# WHAT TO WORK ON:
The response should contain only those lines of the entries below that include the string "联系电话".

# SUPPLIED RECORDS:
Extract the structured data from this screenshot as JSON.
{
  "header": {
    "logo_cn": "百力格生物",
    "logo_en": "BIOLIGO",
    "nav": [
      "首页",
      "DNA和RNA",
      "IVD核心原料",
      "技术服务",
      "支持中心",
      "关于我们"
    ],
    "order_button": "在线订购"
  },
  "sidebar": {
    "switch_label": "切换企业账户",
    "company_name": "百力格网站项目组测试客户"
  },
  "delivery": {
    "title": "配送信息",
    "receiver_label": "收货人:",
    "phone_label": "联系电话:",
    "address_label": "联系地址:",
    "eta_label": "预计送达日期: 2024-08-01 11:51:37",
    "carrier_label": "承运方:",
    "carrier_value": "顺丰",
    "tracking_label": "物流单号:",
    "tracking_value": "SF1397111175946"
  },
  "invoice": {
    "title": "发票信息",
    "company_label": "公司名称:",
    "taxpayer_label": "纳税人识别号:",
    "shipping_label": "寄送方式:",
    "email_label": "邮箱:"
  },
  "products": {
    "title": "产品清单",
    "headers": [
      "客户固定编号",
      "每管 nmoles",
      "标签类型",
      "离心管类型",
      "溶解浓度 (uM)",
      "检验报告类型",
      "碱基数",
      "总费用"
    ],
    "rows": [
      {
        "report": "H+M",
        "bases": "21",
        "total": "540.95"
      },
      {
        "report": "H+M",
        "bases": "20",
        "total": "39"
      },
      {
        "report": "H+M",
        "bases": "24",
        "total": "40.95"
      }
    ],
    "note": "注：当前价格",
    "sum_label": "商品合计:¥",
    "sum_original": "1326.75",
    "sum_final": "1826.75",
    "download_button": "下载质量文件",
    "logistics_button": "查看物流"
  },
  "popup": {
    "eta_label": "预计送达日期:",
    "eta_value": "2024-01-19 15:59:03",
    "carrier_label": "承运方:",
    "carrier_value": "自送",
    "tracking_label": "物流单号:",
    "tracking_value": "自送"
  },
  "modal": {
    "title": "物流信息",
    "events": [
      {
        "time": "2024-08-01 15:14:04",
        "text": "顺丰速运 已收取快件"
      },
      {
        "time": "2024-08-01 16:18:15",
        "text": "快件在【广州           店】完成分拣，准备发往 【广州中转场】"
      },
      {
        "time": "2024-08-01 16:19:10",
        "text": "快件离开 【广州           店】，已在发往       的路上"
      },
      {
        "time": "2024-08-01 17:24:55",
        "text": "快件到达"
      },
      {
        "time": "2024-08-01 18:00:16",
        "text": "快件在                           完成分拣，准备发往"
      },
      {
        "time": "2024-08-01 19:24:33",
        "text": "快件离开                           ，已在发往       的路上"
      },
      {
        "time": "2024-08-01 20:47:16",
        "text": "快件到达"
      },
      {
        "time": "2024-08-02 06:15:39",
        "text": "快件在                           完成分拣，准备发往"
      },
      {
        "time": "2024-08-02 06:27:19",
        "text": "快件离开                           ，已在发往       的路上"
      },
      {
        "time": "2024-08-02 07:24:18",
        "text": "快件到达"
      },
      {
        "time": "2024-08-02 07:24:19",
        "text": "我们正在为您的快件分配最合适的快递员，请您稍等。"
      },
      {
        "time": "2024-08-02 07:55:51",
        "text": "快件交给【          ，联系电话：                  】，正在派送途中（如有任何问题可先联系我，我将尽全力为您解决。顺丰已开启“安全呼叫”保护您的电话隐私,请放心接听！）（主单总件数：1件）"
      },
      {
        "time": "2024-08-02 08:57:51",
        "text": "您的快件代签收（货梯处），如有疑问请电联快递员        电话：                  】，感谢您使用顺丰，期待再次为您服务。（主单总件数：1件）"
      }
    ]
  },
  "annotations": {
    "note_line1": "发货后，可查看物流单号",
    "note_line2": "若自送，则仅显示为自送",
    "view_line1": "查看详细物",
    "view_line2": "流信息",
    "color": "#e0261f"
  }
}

# WRITTEN SOLUTION:
    "phone_label": "联系电话:",
        "text": "快件交给【          ，联系电话：                  】，正在派送途中（如有任何问题可先联系我，我将尽全力为您解决。顺丰已开启“安全呼叫”保护您的电话隐私,请放心接听！）（主单总件数：1件）"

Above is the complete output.